“But it will be so crowded, with two families living in a house intended for one.”
“It’s generous of Ted and Cathy to offer to share,” he said. “It’ll save you all a bit of money, and you must approve that, the good little housewife that you are. In time, Jack will have enough saved to buy you a house of your own, but it’s a good arrangement for now, and I shall be glad to think of you all living in this house, where we’ve all been so happy. Be content, Allie.”
Ted and Cathy seemed rather stunned by their good fortune, but the papers had been drawn up that day, with the whole family watching.
“Bridges are burned now and no mistake,” Will had whispered in Julia’s ear as Pa signed his name with a flourish.
“You ought to be cross about it,” Julia whispered back. “You’re the eldest legitimate son, the family house should be yours.”
Will had shrugged. “I’ll get a better one. Chadwell Park… I shall be master of Chadwell Park, in the far distant future, and I shall like that very well, I assure you.”
That evening, the two stood a little aside from the crowds thronging the drawing room.
“Aren’t you the least bit sorry to be leaving?” Julia said to him. “You have friends here, and favourite rides, and… and female friends.”
Will laughed. “I have other friends, friends I made at Harrow and Cambridge, and I shall make more. And there are females in Hertfordshire, I am certain. What about you? What will you miss?”
“My walks, I suppose, but there will be hundreds of acres of walks in Hertfordshire. I can’t wait!”
“My real friends are going with me — Rosie, Angie, Bella, you, Johnny. Pa and the new Mama, too. I shan’t be leaving anyone behind that I regard as an intimate friend. Unlike Rosie. How will she manage without Belinda Jupp? Look at them, weeping together over there.”
“They will write each other huge letters, every page double crossed,” Will said with a shrug.
“It’s not quite the same,” Julia said thoughtfully. “And poor Ricky!”
“Ricky Jupp? Ricky the apothecary?”
“He’s been in love with Rosie for years,” Julia said. “You must have noticed it.”

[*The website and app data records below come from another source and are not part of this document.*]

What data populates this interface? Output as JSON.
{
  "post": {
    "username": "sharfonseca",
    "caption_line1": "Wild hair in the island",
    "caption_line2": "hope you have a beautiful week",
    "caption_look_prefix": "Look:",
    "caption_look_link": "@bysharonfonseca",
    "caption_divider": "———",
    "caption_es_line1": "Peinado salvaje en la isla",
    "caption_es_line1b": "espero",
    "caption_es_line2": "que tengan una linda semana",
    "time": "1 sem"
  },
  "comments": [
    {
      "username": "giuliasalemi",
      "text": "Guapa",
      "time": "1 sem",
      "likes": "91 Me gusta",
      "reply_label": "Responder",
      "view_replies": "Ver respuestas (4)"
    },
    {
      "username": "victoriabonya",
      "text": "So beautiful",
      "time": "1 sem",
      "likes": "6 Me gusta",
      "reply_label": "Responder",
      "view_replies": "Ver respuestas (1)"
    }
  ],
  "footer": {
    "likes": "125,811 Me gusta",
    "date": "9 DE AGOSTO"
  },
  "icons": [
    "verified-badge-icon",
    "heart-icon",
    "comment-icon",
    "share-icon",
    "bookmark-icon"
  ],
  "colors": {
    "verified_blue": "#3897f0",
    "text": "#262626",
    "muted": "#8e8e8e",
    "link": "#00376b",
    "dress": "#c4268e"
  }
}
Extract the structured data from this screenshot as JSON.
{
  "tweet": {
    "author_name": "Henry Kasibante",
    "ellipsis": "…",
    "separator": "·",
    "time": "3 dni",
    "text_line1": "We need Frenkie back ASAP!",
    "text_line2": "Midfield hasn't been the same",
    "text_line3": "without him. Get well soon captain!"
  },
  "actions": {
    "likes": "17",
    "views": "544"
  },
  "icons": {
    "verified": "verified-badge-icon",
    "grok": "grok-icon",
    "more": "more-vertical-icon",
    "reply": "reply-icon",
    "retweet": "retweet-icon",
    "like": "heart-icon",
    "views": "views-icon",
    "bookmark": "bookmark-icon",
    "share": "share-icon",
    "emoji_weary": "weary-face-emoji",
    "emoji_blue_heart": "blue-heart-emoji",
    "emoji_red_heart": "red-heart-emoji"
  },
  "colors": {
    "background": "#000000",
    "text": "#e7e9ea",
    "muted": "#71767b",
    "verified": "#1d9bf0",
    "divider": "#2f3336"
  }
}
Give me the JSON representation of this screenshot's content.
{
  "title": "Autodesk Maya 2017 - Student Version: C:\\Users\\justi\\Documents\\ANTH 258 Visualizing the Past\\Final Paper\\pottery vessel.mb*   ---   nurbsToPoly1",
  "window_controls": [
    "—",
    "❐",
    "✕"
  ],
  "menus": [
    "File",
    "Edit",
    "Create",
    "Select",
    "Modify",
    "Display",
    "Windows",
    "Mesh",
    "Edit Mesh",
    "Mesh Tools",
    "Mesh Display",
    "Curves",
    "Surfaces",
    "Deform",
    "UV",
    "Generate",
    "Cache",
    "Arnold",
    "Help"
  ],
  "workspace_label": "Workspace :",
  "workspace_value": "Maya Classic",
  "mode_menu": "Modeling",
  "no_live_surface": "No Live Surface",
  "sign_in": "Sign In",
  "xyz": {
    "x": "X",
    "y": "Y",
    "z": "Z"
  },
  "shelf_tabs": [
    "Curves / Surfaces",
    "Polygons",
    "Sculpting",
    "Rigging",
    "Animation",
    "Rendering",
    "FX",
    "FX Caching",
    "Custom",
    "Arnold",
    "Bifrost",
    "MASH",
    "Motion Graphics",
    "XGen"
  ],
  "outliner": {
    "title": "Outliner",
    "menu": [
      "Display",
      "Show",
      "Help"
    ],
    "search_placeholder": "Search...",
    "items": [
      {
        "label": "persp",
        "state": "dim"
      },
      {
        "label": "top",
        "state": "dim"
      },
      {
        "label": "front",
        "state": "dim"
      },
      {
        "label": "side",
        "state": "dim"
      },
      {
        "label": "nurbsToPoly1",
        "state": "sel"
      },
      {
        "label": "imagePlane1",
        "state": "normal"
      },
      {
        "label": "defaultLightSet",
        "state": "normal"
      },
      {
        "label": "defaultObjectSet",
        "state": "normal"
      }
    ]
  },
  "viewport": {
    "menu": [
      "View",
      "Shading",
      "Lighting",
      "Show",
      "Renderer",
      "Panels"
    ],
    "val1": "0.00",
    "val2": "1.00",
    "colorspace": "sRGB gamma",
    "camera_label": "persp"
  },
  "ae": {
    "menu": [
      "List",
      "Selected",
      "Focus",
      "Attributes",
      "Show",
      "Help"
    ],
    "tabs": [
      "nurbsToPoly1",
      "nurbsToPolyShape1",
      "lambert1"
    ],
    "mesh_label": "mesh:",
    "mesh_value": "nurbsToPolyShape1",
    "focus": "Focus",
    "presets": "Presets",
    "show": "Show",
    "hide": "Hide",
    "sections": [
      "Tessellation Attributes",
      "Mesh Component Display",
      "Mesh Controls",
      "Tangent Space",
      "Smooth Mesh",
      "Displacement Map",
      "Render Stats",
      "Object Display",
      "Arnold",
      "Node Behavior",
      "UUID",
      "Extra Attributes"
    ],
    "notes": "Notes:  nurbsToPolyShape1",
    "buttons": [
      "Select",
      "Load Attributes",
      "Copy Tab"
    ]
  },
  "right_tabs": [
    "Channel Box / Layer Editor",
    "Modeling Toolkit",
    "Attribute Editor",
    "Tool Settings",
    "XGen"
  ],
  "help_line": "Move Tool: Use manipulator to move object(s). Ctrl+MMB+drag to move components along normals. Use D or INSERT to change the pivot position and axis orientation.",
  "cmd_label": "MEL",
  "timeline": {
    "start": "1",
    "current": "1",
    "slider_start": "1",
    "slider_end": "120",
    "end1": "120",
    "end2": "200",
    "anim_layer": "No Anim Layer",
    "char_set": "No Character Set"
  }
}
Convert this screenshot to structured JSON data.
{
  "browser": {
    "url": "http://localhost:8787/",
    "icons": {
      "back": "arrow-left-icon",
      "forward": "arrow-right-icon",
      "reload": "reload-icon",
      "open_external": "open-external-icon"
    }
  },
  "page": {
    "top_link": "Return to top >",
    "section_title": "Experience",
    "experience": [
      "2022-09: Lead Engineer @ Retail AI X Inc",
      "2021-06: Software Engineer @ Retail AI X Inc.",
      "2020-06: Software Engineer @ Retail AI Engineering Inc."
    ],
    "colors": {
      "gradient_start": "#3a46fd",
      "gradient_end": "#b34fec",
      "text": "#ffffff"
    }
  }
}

That brought another shrug of Will’s elegantly clad shoulders. “Half the young men of Sagborough have been in love with Rosie for years. The Star of the North, they called her in York, remember? She is by far too beautiful to be constrained by Yorkshire, and especially she should not throw herself away on an apothecary. She will be a huge success in London, and have the eligible men of the Beau Monde at her feet, you may be sure. Rosie will marry very well indeed, or I am a Chinaman.”
“What about you, Will?” Julia said slyly. “Are you going to marry very well indeed, too?”
“Certainly I am… but not yet. I am only six and twenty, Jules, and I want to enjoy myself before getting leg-shackled. I shall not even consider matrimony until I am thirty. At least!”
“Well, I don’t plan to marry at all,” she said robustly. “After all, who would have me? I have no accomplishments, I trip over things and always have a tear in my gown. Oh, and I speak my mind. What man of sense would want a wife like that?”
“Plenty of men want a wife with some spirit in her, little sister,” Will said, affectionately flicking one cheek. “You may be surprised.”
“Perhaps, but not these high-born southern men. They won’t want a mouthy Yorkshire lass.”
She laughed, and Will laughed too, although he shook his head at her. “We shall see. Marriage comes to all of us in the end, it seems to me.”